Task details
The entries should be given again in full. Alter nothing.
[Provided records]
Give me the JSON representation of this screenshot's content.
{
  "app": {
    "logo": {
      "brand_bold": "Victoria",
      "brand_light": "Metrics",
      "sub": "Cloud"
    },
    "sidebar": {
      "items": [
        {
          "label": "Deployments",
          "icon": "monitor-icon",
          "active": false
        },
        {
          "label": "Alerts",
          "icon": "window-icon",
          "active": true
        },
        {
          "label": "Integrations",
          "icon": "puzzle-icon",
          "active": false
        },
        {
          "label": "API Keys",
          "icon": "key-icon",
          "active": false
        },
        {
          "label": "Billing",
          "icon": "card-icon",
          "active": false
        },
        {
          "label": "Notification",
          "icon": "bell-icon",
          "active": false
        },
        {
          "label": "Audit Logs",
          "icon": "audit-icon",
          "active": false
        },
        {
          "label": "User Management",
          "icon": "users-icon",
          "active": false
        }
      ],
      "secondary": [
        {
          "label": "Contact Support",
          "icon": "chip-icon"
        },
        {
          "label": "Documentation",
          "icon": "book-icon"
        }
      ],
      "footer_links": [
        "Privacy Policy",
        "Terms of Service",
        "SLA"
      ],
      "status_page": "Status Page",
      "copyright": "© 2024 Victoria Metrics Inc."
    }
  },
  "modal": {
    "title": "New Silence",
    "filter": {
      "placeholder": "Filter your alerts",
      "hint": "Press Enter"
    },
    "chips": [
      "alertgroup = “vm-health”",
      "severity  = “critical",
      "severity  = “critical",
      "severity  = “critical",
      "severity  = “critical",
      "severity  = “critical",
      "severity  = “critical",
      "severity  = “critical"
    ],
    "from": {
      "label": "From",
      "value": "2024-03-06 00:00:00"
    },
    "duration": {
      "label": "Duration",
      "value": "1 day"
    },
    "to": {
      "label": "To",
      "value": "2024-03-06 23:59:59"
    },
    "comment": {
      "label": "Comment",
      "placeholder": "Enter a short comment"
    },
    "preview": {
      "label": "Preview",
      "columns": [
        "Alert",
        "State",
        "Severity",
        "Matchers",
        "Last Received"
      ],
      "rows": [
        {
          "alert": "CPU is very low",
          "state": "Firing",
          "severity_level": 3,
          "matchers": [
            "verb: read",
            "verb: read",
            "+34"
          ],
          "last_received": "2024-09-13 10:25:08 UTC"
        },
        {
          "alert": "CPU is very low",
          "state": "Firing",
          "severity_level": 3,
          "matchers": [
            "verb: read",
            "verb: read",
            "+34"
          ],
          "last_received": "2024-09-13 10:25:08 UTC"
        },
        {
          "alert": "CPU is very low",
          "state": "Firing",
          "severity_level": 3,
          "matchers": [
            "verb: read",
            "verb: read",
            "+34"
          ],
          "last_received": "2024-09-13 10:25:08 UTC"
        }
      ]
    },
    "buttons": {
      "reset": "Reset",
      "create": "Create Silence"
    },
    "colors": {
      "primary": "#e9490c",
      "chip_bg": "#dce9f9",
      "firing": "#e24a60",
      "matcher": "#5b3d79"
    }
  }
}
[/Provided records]
Response area
Give me the JSON representation of this screenshot's content.
{
  "app": {
    "logo": {
      "brand_bold": "Victoria",
      "brand_light": "Metrics",
      "sub": "Cloud"
    },
    "sidebar": {
      "items": [
        {
          "label": "Deployments",
          "icon": "monitor-icon",
          "active": false
        },
        {
          "label": "Alerts",
          "icon": "window-icon",
          "active": true
        },
        {
          "label": "Integrations",
          "icon": "puzzle-icon",
          "active": false
        },
        {
          "label": "API Keys",
          "icon": "key-icon",
          "active": false
        },
        {
          "label": "Billing",
          "icon": "card-icon",
          "active": false
        },
        {
          "label": "Notification",
          "icon": "bell-icon",
          "active": false
        },
        {
          "label": "Audit Logs",
          "icon": "audit-icon",
          "active": false
        },
        {
          "label": "User Management",
          "icon": "users-icon",
          "active": false
        }
      ],
      "secondary": [
        {
          "label": "Contact Support",
          "icon": "chip-icon"
        },
        {
          "label": "Documentation",
          "icon": "book-icon"
        }
      ],
      "footer_links": [
        "Privacy Policy",
        "Terms of Service",
        "SLA"
      ],
      "status_page": "Status Page",
      "copyright": "© 2024 Victoria Metrics Inc."
    }
  },
  "modal": {
    "title": "New Silence",
    "filter": {
      "placeholder": "Filter your alerts",
      "hint": "Press Enter"
    },
    "chips": [
      "alertgroup = “vm-health”",
      "severity  = “critical",
      "severity  = “critical",
      "severity  = “critical",
      "severity  = “critical",
      "severity  = “critical",
      "severity  = “critical",
      "severity  = “critical"
    ],
    "from": {
      "label": "From",
      "value": "2024-03-06 00:00:00"
    },
    "duration": {
      "label": "Duration",
      "value": "1 day"
    },
    "to": {
      "label": "To",
      "value": "2024-03-06 23:59:59"
    },
    "comment": {
      "label": "Comment",
      "placeholder": "Enter a short comment"
    },
    "preview": {
      "label": "Preview",
      "columns": [
        "Alert",
        "State",
        "Severity",
        "Matchers",
        "Last Received"
      ],
      "rows": [
        {
          "alert": "CPU is very low",
          "state": "Firing",
          "severity_level": 3,
          "matchers": [
            "verb: read",
            "verb: read",
            "+34"
          ],
          "last_received": "2024-09-13 10:25:08 UTC"
        },
        {
          "alert": "CPU is very low",
          "state": "Firing",
          "severity_level": 3,
          "matchers": [
            "verb: read",
            "verb: read",
            "+34"
          ],
          "last_received": "2024-09-13 10:25:08 UTC"
        },
        {
          "alert": "CPU is very low",
          "state": "Firing",
          "severity_level": 3,
          "matchers": [
            "verb: read",
            "verb: read",
            "+34"
          ],
          "last_received": "2024-09-13 10:25:08 UTC"
        }
      ]
    },
    "buttons": {
      "reset": "Reset",
      "create": "Create Silence"
    },
    "colors": {
      "primary": "#e9490c",
      "chip_bg": "#dce9f9",
      "firing": "#e24a60",
      "matcher": "#5b3d79"
    }
  }
}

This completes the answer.